Naturally, fans of fifties stylings can find what they are looking for here. Despite being black and white, the old-fashioned patterns and curtains are neat to see. The period cars, netted hats, calling cards, and sweet typewriters are all a sight of antique and fashion aficionados. Women needing to wear gloves and pillbox hats to go shopping? In a grocery store? And my goodness, there’s a boat load of irony in these post war folks thinking letter writing is a lost art! While the hindrances of what could be said and done onscreen condemned Love Nest to its uneven story and pacing, a mid century connoisseur can find plenty of charm. Yes, these same things seriously show the film’s imperfect points and show its age. However, fans of the cast and wholesome fifties capers can still enjoy the good-hearted sentiment here.
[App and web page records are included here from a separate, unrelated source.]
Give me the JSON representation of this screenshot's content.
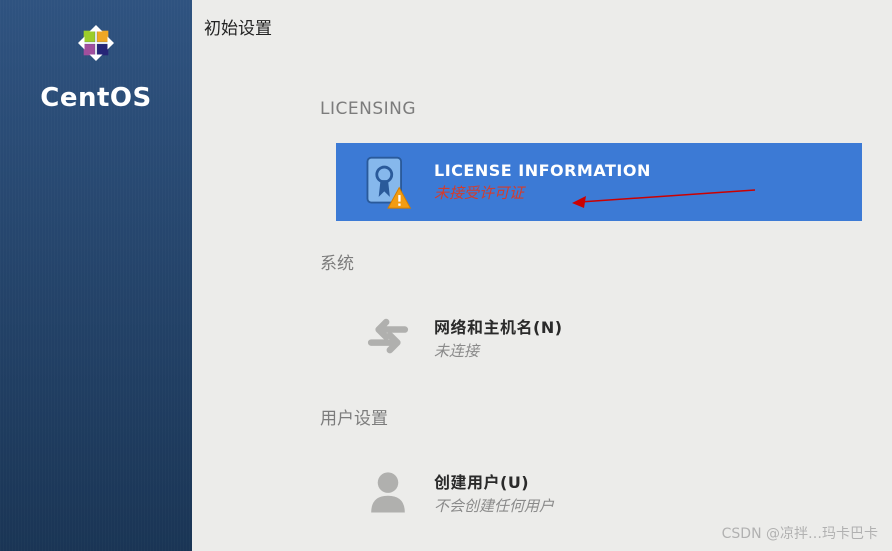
{
  "sidebar": {
    "brand": "CentOS"
  },
  "page": {
    "title": "初始设置"
  },
  "sections": {
    "licensing": {
      "header": "LICENSING",
      "item": {
        "title": "LICENSE INFORMATION",
        "status": "未接受许可证"
      }
    },
    "system": {
      "header": "系统",
      "item": {
        "title": "网络和主机名(N)",
        "status": "未连接"
      }
    },
    "user": {
      "header": "用户设置",
      "item": {
        "title": "创建用户(U)",
        "status": "不会创建任何用户"
      }
    }
  },
  "colors": {
    "highlight": "#3c7ad5",
    "warning": "#f39c12",
    "error_text": "#d43c2c",
    "muted": "#8a8a8a"
  },
  "watermark": "CSDN @凉拌…玛卡巴卡"
}
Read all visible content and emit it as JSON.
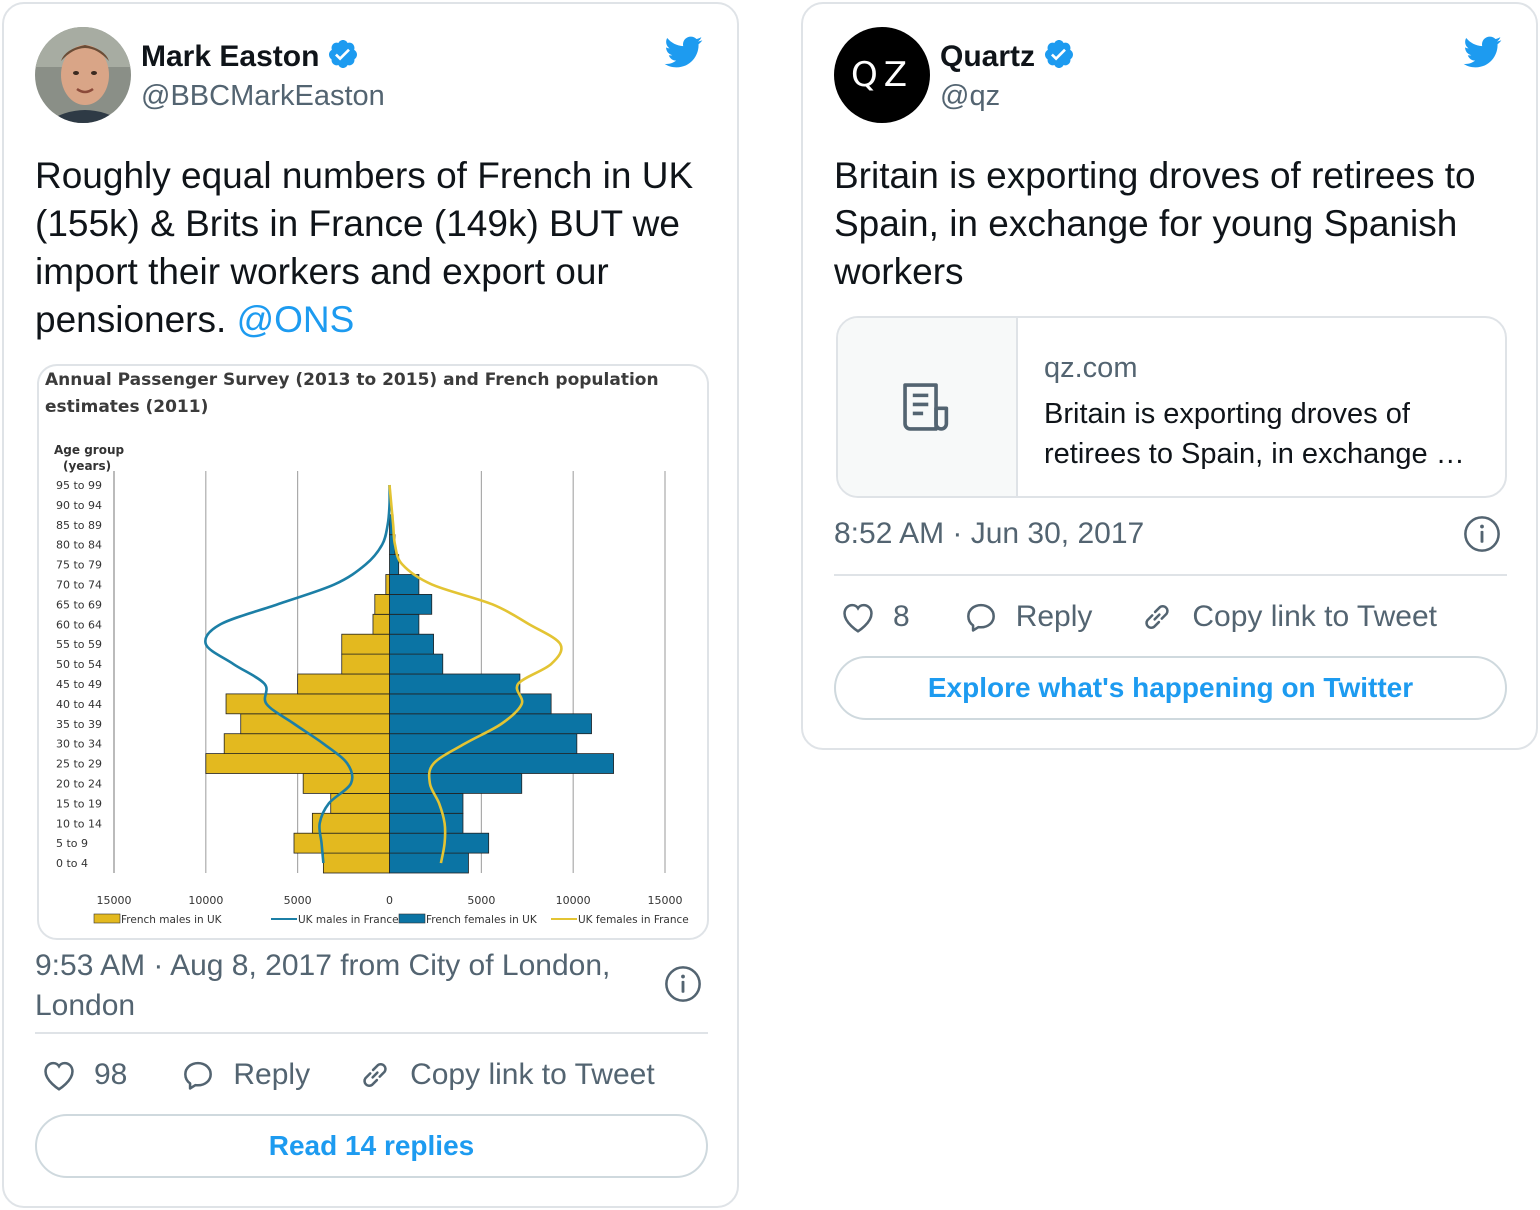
{
  "colors": {
    "accent": "#1d9bf0",
    "text": "#0f1419",
    "muted": "#536471",
    "border": "#dfe3e7",
    "yellow": "#e3b91f",
    "blue": "#0b74a4"
  },
  "tweet1": {
    "name": "Mark Easton",
    "handle": "@BBCMarkEaston",
    "text_main": "Roughly equal numbers of French in UK (155k) & Brits in France (149k) BUT we import their workers and export our pensioners.",
    "mention": "@ONS",
    "meta_line1": "9:53 AM · Aug 8, 2017 from City of London,",
    "meta_line2": "London",
    "likes": "98",
    "reply_label": "Reply",
    "copy_label": "Copy link to Tweet",
    "button_label": "Read 14 replies"
  },
  "tweet2": {
    "name": "Quartz",
    "handle": "@qz",
    "avatar_text": "QZ",
    "text_main": "Britain is exporting droves of retirees to Spain, in exchange for young Spanish workers",
    "link_domain": "qz.com",
    "link_title_1": "Britain is exporting droves of",
    "link_title_2": "retirees to Spain, in exchange …",
    "meta": "8:52 AM · Jun 30, 2017",
    "likes": "8",
    "reply_label": "Reply",
    "copy_label": "Copy link to Tweet",
    "button_label": "Explore what's happening on Twitter"
  },
  "icons": {
    "verified": "verified-badge-icon",
    "bird": "twitter-bird-icon",
    "heart": "heart-icon",
    "reply": "reply-bubble-icon",
    "link": "link-icon",
    "info": "info-icon",
    "article": "article-icon"
  },
  "chart_data": {
    "type": "bar",
    "orientation": "horizontal-population-pyramid",
    "title": "Annual Passenger Survey (2013 to 2015) and French population estimates (2011)",
    "ylabel_1": "Age group",
    "ylabel_2": "(years)",
    "categories": [
      "0 to 4",
      "5 to 9",
      "10 to 14",
      "15 to 19",
      "20 to 24",
      "25 to 29",
      "30 to 34",
      "35 to 39",
      "40 to 44",
      "45 to 49",
      "50 to 54",
      "55 to 59",
      "60 to 64",
      "65 to 69",
      "70 to 74",
      "75 to 79",
      "80 to 84",
      "85 to 89",
      "90 to 94",
      "95 to 99"
    ],
    "xlim": [
      -15000,
      15000
    ],
    "x_ticks": [
      -15000,
      -10000,
      -5000,
      0,
      5000,
      10000,
      15000
    ],
    "x_tick_labels": [
      "15000",
      "10000",
      "5000",
      "0",
      "5000",
      "10000",
      "15000"
    ],
    "series": [
      {
        "name": "French males in UK",
        "kind": "bar",
        "side": "left",
        "color": "#e3b91f",
        "values": [
          3600,
          5200,
          4200,
          3200,
          4700,
          10000,
          9000,
          8100,
          8900,
          5000,
          2600,
          2600,
          900,
          800,
          200,
          0,
          0,
          0,
          0,
          0
        ]
      },
      {
        "name": "UK males in France",
        "kind": "line",
        "side": "left",
        "color": "#1c7fa6",
        "values": [
          3600,
          3700,
          3800,
          3300,
          2100,
          2300,
          3600,
          5200,
          6700,
          6800,
          8500,
          10000,
          9200,
          6100,
          3000,
          1300,
          400,
          100,
          0,
          0
        ]
      },
      {
        "name": "French females in UK",
        "kind": "bar",
        "side": "right",
        "color": "#0b74a4",
        "values": [
          4300,
          5400,
          4000,
          4000,
          7200,
          12200,
          10200,
          11000,
          8800,
          7100,
          2900,
          2400,
          1600,
          2300,
          1600,
          500,
          300,
          200,
          0,
          0
        ]
      },
      {
        "name": "UK females in France",
        "kind": "line",
        "side": "right",
        "color": "#e3c433",
        "values": [
          2800,
          3000,
          3000,
          2700,
          2200,
          2400,
          4100,
          6100,
          7200,
          7000,
          8800,
          9300,
          7600,
          5600,
          2300,
          700,
          300,
          200,
          100,
          0
        ]
      }
    ],
    "legend_position": "bottom",
    "grid": true
  }
}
Love Nest can be found for rent or affordably in several Marilyn Monroe editions. The subtitles are magical in studying the colloquialisms of the time, but the only other features are a commentary and the obligatory Monroe previews and trailers. Though flawed, the right audience or classics fan can find plenty of fun with Love Nest.